• **Exercise brief**
When you repeat the entries below, please keep them exact and leave out the pictures.

BEGIN Exercise inputs

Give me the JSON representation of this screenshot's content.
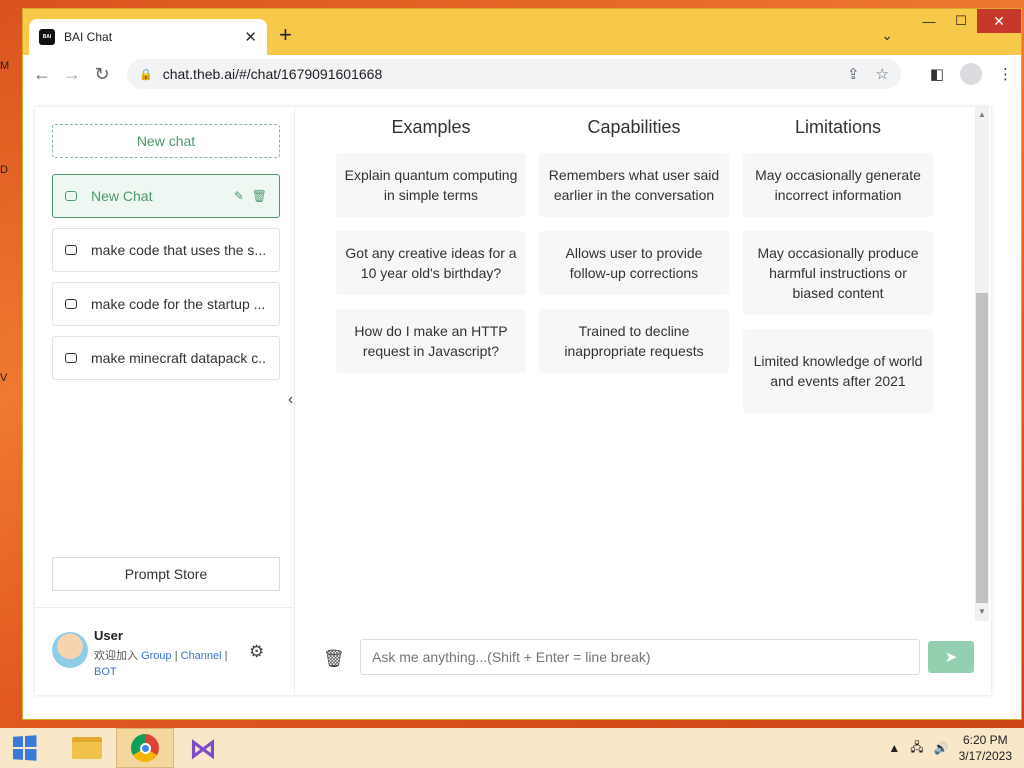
{
  "desktop": {
    "glyphs": [
      "M",
      "D",
      "V"
    ]
  },
  "browser": {
    "tab": {
      "title": "BAI Chat",
      "favicon": "BAI",
      "close": "✕"
    },
    "new_tab": "+",
    "window_controls": {
      "minimize": "—",
      "maximize": "☐",
      "close": "✕"
    },
    "tab_search": "⌄",
    "nav": {
      "back": "←",
      "forward": "→",
      "reload": "↻"
    },
    "url": "chat.theb.ai/#/chat/1679091601668",
    "icons": [
      "share-icon",
      "star-icon",
      "side-panel-icon",
      "profile-icon",
      "menu-icon"
    ]
  },
  "sidebar": {
    "new_chat": "New chat",
    "chats": [
      {
        "label": "New Chat",
        "active": true
      },
      {
        "label": "make code that uses the s..."
      },
      {
        "label": "make code for the startup ..."
      },
      {
        "label": "make minecraft datapack c..."
      }
    ],
    "prompt_store": "Prompt Store",
    "user": {
      "name": "User",
      "welcome": "欢迎加入",
      "links": [
        "Group",
        "Channel",
        "BOT"
      ]
    }
  },
  "main": {
    "columns": [
      {
        "title": "Examples",
        "cards": [
          "Explain quantum computing in simple terms",
          "Got any creative ideas for a 10 year old's birthday?",
          "How do I make an HTTP request in Javascript?"
        ]
      },
      {
        "title": "Capabilities",
        "cards": [
          "Remembers what user said earlier in the conversation",
          "Allows user to provide follow-up corrections",
          "Trained to decline inappropriate requests"
        ]
      },
      {
        "title": "Limitations",
        "cards": [
          "May occasionally generate incorrect information",
          "May occasionally produce harmful instructions or biased content",
          "Limited knowledge of world and events after 2021"
        ]
      }
    ],
    "input_placeholder": "Ask me anything...(Shift + Enter = line break)"
  },
  "taskbar": {
    "time": "6:20 PM",
    "date": "3/17/2023",
    "apps": [
      "file-explorer-icon",
      "chrome-icon",
      "visual-studio-icon"
    ]
  },
  "colors": {
    "accent": "#4e9a6e",
    "send_button": "#94d0b0",
    "link": "#3b73c5"
  }
}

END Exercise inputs

• **Completed task**
Give me the JSON representation of this screenshot's content.
{
  "desktop": {
    "glyphs": [
      "M",
      "D",
      "V"
    ]
  },
  "browser": {
    "tab": {
      "title": "BAI Chat",
      "favicon": "BAI",
      "close": "✕"
    },
    "new_tab": "+",
    "window_controls": {
      "minimize": "—",
      "maximize": "☐",
      "close": "✕"
    },
    "tab_search": "⌄",
    "nav": {
      "back": "←",
      "forward": "→",
      "reload": "↻"
    },
    "url": "chat.theb.ai/#/chat/1679091601668",
    "icons": [
      "share-icon",
      "star-icon",
      "side-panel-icon",
      "profile-icon",
      "menu-icon"
    ]
  },
  "sidebar": {
    "new_chat": "New chat",
    "chats": [
      {
        "label": "New Chat",
        "active": true
      },
      {
        "label": "make code that uses the s..."
      },
      {
        "label": "make code for the startup ..."
      },
      {
        "label": "make minecraft datapack c..."
      }
    ],
    "prompt_store": "Prompt Store",
    "user": {
      "name": "User",
      "welcome": "欢迎加入",
      "links": [
        "Group",
        "Channel",
        "BOT"
      ]
    }
  },
  "main": {
    "columns": [
      {
        "title": "Examples",
        "cards": [
          "Explain quantum computing in simple terms",
          "Got any creative ideas for a 10 year old's birthday?",
          "How do I make an HTTP request in Javascript?"
        ]
      },
      {
        "title": "Capabilities",
        "cards": [
          "Remembers what user said earlier in the conversation",
          "Allows user to provide follow-up corrections",
          "Trained to decline inappropriate requests"
        ]
      },
      {
        "title": "Limitations",
        "cards": [
          "May occasionally generate incorrect information",
          "May occasionally produce harmful instructions or biased content",
          "Limited knowledge of world and events after 2021"
        ]
      }
    ],
    "input_placeholder": "Ask me anything...(Shift + Enter = line break)"
  },
  "taskbar": {
    "time": "6:20 PM",
    "date": "3/17/2023",
    "apps": [
      "file-explorer-icon",
      "chrome-icon",
      "visual-studio-icon"
    ]
  },
  "colors": {
    "accent": "#4e9a6e",
    "send_button": "#94d0b0",
    "link": "#3b73c5"
  }
}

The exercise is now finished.